|Every summer, incendiary highway flares create the beautiful red glow we know and love during the Ring of Fire. While creating an exciting fizz and bright light, they also leave behind potassium perchlorate burn-off, which contaminates the air, soil, and lake, in addition to leaving behind metal spikes that can pollute the lake.|
Consider a new lake-friendly tradition this summer: LED flares. CLWA, with the wonderful assistance of CLWA members Greg Talomie and Charlie Constantino, has found an environmentally sensitive alternative without compromising tradition: we invite all Canandaigua lake-side residents to join with the numerous area lakes that have taken a pledge this year to convert to LED flares, cutting down on the use of approximately 77,000 incendiary flares.
In 2017, CLWA stopped selling incendiary flares as a fundraiser to align with our mission to protect the lake’s water quality and shores from environmental hazards. Today, CLWA’s efforts have gone a step further with a special collaboration courtesy of Wegmans grocery stores. Purchase your LED flares from Wegmans in Canandaigua. Wegmans in Canandaigua, and in eight other Finger Lakes locations, will no longer sell incendiary flares. The grocery store now will carry a Wegmans branded LED flare that is re-useable, shines long into the night, has a flicker mode, and can be seen one mile across the lake–all without leaving a chemical residue. These units resemble traditional flares and average approximately 90 to 100 hours of run time on regular or re-chargeable +AAA batteries. Although more expensive than the chemical flares, LED flares can save money over time because they are re-useable from year to year and can be used in a vehicle or boat. Wegmans also is donating to the Canandaigua Lake Watershed Association $2.00 for every two-pack sold and $6.00 for every six-pack sold at its Canandaigua store through the end of September.
One more thing: Please recycle your batteries.Recycling batteries keeps dangerous materials out of landfills. Batteries contain heavy metals such as mercury, lead, cadmium, and nickel. If released, these metals may be harmful to humans and the environment. Check with your town or trash hauler to find out if they can separate batteries that you divert from your trash. Or, consider using re-chargable batteries. CLWA encourages the conversion from using incendiary flares to LEDs!
|About HABs. Cyanobacteria, sometimes referred to as blue green algae because of their color, are among the oldest organisms on earth, and they are ubiquitous in all water environments.
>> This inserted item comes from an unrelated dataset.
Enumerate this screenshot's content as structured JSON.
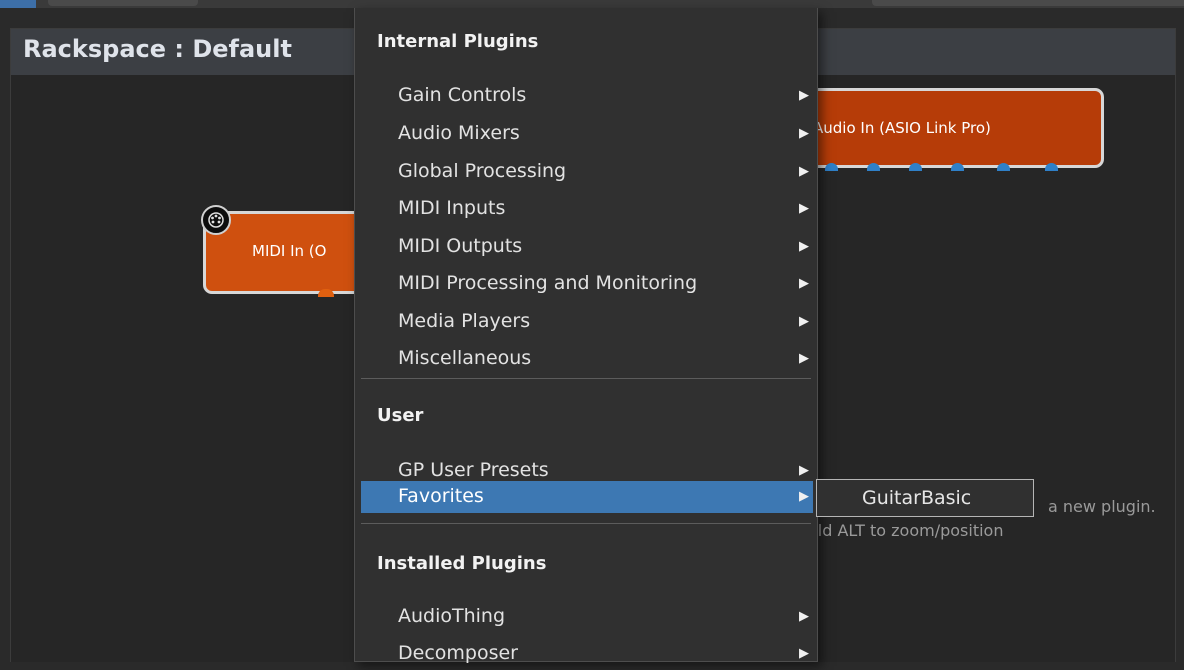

Although we tend to think of them as being harmful, and they can be, they are also incredibly valuable to life on earth because they efficiently consume large amounts of atmospheric carbon dioxide and release oxygen during photosynthesis. Unfortunately, in highly dense concentrations as seen in blooms, they can produce several toxic compounds that are hazardous to people and animals. Although several algal species (called phytoplankton) contribute to the blooms we see in our lake, the most abundant and dangerous is a group (a genus) called Microcystis. |
During the warmest summer months, there are conditions that exist that may promote the formation of HABs. They can appear very quickly and persist for hours or days, or they can disappear almost as quickly as they formed. Since previous research informs us that high levels of toxins may accompany the blooms, humans and our pets should avoid coming into contact with the water when an active bloom is observed.
What to look for: Use visual cues to identify harmful algae blooms. They can appear like pea soup, spilled paint, globs, or surface streaks. The color is typically green, blue-green, or yellow, but can also be brown, red or purple. Visit the DEC photo gallery and the Canandaigua Lake Watershed Association website to learn more about identifying blooms.